Hydrogen packs more energy by weight than jet fuel, but it has lower energy by density. Hydrogen is a gas at room temperature, making it difficult to store in large quantities. There is an additional factor: keeping it in fuel tanks aboard aircraft requires hydrogen to be compressed into liquid form. To do that, hydrogen must be cooled to extremely low temperatures. In addition to the fuel and fuel tanks, the equipment needed to keep hydrogen fuel at low temperatures would add even more weight to a hydrogen-fueled aircraft.

To deal with the challenges presented by hydrogen fuel, Airbus said it intends to develop a new cryogenic fuel delivery system to move hydrogen from the tanks to the turbofan engine. First, hydrogen needs to be converted from liquid to gas. Next, the hydrogen gas will be injected into the fuel combustor and ignited at a very high temperature — much hotter than jet-A. (Thom Patterson, Modern Flying)

Barriers to implementation of hydrogen aviation technology

A study by Roland Berger identified several barriers to airliner hydrogen technology. A redesign of much of the aircraft would be required, from the propulsion system to fuel storage. “Even for the near term, McKinsey found that fuel tank technology is a critical pacing factor in…hydrogen hybrids, let alone pure hydrogen power. A 50% reduction in overall liquid hydrogen tank mass will be necessary for 737-size hydrogen airliners to be feasible.”

Advancements in light-weighting storage tanks and cryogenic cooling systems are necessary to take advantage of hydrogen’s high energy density. A significant ramp-up in “green” hydrogen and carbon capture and storage (CCS) is required to increase the share of emissions-free hydrogen production. Hydrogen infrastructure improvements in fuel delivery to airports and airport refueling are necessary.

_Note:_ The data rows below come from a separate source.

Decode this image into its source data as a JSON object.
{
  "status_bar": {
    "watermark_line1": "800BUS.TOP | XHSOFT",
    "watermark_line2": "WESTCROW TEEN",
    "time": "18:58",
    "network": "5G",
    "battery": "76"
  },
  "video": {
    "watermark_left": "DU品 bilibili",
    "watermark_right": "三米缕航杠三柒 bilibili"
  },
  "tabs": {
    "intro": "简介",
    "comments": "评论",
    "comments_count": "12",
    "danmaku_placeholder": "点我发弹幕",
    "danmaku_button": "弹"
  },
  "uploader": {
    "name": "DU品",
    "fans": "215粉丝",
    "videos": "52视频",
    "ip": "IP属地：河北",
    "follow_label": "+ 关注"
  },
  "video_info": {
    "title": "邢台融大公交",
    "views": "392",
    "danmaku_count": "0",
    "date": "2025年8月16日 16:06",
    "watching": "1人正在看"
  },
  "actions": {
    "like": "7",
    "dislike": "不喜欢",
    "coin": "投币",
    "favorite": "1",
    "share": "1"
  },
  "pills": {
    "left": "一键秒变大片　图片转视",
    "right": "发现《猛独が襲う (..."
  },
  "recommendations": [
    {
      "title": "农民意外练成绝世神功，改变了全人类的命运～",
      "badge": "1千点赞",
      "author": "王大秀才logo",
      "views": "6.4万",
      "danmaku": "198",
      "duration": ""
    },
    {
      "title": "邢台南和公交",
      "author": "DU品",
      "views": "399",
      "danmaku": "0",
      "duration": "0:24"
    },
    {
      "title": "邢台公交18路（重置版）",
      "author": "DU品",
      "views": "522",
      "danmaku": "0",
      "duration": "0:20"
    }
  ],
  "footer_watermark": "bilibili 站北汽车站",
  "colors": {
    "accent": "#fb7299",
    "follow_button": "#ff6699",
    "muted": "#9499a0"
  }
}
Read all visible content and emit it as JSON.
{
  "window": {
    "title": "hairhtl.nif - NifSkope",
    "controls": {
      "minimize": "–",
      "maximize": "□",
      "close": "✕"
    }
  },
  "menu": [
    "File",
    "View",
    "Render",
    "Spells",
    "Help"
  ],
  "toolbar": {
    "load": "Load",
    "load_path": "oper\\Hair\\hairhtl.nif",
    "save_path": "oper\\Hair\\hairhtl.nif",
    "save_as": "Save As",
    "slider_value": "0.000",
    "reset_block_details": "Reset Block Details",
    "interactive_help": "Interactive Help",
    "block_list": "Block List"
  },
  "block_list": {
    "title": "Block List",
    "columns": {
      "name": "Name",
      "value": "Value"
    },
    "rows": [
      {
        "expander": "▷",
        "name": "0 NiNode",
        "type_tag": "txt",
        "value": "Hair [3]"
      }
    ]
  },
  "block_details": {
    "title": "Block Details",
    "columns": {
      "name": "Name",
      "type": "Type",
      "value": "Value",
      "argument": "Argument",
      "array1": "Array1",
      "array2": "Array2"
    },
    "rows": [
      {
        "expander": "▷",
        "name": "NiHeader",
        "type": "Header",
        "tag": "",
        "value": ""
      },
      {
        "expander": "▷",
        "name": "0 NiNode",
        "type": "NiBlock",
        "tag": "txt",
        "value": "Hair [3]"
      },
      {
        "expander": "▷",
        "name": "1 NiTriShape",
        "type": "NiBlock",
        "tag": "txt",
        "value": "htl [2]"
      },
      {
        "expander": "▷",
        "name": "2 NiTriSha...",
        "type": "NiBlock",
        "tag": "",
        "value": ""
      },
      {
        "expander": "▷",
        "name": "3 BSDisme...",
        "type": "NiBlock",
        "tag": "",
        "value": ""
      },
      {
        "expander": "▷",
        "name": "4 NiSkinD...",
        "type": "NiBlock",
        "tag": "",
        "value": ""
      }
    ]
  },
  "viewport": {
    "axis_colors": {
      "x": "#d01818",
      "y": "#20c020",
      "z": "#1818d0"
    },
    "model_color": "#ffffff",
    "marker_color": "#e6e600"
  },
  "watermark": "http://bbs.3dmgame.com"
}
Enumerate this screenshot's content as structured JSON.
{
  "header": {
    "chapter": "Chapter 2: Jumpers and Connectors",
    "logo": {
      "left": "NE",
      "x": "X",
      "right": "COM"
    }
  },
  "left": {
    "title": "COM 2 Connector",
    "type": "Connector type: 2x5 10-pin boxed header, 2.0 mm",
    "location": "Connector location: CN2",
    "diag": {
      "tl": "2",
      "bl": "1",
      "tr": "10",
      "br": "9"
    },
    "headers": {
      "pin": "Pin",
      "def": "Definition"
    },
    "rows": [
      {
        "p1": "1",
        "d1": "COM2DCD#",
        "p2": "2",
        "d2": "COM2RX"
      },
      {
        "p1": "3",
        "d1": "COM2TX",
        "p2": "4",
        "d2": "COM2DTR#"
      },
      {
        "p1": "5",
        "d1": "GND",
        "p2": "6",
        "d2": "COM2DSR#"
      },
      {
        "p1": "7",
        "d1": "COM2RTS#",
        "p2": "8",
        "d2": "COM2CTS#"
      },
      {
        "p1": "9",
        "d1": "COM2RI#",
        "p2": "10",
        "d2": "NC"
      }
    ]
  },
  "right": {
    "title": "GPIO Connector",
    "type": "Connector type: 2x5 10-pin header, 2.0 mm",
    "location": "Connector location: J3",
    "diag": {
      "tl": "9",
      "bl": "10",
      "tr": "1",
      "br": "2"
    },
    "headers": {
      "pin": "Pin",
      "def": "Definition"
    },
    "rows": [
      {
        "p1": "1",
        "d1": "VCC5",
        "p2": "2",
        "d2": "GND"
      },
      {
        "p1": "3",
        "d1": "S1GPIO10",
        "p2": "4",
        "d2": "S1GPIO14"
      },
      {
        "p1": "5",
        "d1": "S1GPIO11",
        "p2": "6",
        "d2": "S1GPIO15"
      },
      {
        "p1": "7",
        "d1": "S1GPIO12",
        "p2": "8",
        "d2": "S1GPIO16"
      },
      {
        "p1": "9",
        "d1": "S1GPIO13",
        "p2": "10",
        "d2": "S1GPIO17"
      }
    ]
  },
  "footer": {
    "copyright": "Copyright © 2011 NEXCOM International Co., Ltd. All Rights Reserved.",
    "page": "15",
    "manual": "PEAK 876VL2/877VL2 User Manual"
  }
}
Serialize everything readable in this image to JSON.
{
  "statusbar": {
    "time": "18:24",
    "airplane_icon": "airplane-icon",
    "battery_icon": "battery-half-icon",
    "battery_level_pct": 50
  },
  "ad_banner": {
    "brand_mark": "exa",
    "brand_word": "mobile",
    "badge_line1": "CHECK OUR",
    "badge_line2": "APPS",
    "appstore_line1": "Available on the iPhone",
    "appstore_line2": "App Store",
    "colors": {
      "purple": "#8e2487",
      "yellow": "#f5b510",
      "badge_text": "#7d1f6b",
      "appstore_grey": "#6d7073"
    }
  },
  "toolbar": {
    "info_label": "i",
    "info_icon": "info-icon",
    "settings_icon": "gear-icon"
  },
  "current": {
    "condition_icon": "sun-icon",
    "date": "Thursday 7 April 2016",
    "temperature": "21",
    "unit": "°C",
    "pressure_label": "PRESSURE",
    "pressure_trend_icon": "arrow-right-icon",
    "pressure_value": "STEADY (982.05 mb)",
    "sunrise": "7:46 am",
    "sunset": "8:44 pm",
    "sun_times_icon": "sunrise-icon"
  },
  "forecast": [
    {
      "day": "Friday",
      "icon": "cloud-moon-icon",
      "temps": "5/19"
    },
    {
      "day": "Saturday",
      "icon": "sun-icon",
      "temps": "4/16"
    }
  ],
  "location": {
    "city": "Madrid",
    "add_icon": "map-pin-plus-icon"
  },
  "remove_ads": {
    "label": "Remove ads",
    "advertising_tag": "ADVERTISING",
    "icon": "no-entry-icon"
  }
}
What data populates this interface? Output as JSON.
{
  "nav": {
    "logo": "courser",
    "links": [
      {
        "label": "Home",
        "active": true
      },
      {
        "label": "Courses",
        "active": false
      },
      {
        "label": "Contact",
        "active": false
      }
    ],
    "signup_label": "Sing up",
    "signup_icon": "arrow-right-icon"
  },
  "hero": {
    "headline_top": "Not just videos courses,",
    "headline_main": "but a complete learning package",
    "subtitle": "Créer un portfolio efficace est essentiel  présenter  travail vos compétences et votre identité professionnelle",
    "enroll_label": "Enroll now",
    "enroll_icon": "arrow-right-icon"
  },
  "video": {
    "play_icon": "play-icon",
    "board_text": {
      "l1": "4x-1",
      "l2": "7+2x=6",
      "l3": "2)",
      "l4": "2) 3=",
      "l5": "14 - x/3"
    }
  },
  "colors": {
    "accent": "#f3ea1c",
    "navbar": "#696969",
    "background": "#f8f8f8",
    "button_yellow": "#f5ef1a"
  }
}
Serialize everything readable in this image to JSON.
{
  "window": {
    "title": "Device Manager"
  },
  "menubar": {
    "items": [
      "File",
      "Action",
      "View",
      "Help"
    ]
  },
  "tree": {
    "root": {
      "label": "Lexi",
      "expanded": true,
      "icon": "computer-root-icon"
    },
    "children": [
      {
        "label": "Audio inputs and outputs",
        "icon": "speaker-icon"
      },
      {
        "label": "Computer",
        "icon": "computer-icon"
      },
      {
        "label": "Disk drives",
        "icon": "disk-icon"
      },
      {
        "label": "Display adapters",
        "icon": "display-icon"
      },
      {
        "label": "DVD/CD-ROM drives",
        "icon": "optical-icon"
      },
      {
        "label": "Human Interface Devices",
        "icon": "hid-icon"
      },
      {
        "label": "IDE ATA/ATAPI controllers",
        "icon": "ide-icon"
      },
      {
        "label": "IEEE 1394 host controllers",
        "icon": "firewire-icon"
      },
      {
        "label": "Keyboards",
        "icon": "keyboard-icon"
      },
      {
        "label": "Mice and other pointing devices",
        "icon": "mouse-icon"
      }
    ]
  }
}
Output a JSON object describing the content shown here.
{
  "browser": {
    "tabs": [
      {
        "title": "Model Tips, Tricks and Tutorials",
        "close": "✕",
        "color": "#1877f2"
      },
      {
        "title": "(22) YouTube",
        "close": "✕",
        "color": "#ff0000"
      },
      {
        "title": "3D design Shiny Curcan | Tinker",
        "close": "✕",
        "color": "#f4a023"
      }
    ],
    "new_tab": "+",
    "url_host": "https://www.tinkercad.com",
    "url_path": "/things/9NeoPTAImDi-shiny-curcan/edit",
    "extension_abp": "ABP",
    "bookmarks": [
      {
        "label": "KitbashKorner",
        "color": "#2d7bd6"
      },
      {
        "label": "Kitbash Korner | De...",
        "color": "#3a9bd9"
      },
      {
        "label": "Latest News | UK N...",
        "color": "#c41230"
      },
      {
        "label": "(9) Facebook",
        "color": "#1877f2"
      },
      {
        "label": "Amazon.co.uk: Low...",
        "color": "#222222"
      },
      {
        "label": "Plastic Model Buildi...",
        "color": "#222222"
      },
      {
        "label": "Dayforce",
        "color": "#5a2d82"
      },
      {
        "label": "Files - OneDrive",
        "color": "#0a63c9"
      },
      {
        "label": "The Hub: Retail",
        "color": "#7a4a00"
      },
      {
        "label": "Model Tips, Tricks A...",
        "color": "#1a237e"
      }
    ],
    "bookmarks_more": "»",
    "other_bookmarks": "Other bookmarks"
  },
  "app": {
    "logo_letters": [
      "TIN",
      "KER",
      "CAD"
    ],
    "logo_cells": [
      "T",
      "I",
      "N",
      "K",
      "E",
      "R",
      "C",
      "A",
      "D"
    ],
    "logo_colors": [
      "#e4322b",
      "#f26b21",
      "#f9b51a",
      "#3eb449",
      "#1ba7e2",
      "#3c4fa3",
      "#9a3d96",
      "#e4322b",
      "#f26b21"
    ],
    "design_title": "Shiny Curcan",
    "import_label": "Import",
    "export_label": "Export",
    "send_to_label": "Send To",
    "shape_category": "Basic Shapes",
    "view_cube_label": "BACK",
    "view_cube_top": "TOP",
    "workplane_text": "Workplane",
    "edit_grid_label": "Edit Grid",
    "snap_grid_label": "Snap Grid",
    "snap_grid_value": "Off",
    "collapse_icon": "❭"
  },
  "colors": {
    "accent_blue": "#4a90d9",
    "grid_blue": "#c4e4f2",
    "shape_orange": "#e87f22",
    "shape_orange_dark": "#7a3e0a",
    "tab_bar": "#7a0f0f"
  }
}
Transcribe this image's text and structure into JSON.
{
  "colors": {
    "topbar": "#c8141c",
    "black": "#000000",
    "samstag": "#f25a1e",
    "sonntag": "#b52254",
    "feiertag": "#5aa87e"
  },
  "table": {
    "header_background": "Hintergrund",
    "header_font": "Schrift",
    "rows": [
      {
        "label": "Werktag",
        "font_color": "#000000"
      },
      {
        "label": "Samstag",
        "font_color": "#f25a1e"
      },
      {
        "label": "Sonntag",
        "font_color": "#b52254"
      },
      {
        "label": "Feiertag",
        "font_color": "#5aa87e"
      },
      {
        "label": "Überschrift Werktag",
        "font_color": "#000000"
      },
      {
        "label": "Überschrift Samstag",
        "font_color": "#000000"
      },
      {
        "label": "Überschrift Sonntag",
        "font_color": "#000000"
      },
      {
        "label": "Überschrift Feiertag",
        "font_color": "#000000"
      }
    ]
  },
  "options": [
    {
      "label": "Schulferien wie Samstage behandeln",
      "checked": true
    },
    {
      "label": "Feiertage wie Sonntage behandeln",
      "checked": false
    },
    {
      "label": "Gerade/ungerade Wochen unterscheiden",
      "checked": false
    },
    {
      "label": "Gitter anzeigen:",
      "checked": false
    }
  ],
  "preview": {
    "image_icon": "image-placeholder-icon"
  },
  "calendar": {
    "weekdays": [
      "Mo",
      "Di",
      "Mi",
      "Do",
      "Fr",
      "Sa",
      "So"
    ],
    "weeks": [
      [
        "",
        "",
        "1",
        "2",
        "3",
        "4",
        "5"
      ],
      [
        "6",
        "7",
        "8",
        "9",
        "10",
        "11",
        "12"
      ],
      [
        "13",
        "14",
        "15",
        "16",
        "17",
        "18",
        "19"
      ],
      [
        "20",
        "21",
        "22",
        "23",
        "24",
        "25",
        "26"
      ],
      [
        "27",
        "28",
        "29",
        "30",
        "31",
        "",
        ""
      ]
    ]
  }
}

“While Boeing is exploring how hydrogen might be integrated into commercial aircraft,” Sheila Remes, Boeing VP of Environmental Sustainability, said, it’s “going to be hard.” Regarding hydrogen, “You want to make sure that it’s a choice that’s actually going to come out the other side as certifiable and safe” on the other hand, SAF “works with what we’ve got right now.”

Aviation industry’s green energy commitment and complexity

The industry’s differing approaches — and vested interests — underscore the complexity of eliminating aviation’s carbon emissions on a net basis by 2050. According to the International Air Transport Association, the cost of transitioning from fossil-derived jet fuel will be $2 trillion. Not even the industry agrees on how it will break decades-old habits or who will pay for it.

Ryanair CEO Michael O’Leary appeared cautious when it came to the outlook for new and emerging technologies in the sector. “I think...we should be honest again,” he said. “Certainly, for the next decade...I don’t think you’re going to see any — there’s no technology out there that’s going to replace…carbon, jet aviation.” “I don’t see the arrival of…hydrogen fuels; I don’t see the arrival of sustainable fuels, I don’t see the arrival of electric propulsion systems, certainly not before 2030,” he added.